**EXERCISE BRIEF**
Give only the number of lines below that contain the word "community".

###

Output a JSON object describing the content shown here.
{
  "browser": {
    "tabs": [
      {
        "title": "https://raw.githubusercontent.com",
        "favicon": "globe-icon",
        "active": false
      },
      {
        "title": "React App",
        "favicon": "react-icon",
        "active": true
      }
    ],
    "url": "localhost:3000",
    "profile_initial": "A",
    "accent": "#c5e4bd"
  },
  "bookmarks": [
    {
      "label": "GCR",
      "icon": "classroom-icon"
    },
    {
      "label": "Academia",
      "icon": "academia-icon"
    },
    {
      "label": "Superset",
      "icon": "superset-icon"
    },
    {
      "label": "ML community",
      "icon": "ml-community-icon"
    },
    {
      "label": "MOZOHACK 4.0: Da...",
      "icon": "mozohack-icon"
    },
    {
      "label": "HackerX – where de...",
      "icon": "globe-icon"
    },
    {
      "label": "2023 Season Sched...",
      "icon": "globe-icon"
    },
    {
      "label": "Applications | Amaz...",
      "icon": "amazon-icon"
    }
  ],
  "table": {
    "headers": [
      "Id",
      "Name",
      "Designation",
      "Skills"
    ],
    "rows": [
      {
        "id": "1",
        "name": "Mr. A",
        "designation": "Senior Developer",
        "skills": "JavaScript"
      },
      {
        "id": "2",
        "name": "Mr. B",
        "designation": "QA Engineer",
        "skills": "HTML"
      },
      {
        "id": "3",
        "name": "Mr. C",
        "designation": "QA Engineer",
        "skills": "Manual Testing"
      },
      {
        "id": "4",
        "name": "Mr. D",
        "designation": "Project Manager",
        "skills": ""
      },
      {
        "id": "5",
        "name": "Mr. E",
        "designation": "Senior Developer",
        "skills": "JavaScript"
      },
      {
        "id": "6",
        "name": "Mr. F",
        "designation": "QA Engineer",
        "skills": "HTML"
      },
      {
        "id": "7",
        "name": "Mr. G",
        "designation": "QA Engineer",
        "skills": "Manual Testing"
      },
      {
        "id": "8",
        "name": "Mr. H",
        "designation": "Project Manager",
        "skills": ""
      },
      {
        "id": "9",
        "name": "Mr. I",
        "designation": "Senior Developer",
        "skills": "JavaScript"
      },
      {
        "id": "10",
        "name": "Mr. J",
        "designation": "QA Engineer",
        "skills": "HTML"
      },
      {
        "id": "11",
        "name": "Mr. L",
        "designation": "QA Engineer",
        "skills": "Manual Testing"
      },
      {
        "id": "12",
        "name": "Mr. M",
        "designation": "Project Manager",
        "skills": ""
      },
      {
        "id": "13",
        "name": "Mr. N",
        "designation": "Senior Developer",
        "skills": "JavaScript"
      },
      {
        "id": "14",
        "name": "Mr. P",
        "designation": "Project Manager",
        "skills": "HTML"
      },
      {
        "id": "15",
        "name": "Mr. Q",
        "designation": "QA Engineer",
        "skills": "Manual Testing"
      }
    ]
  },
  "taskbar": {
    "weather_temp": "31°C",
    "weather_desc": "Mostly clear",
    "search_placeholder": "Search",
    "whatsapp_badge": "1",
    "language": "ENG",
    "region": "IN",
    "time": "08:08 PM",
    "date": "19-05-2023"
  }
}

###

**FINISHED TASK**
2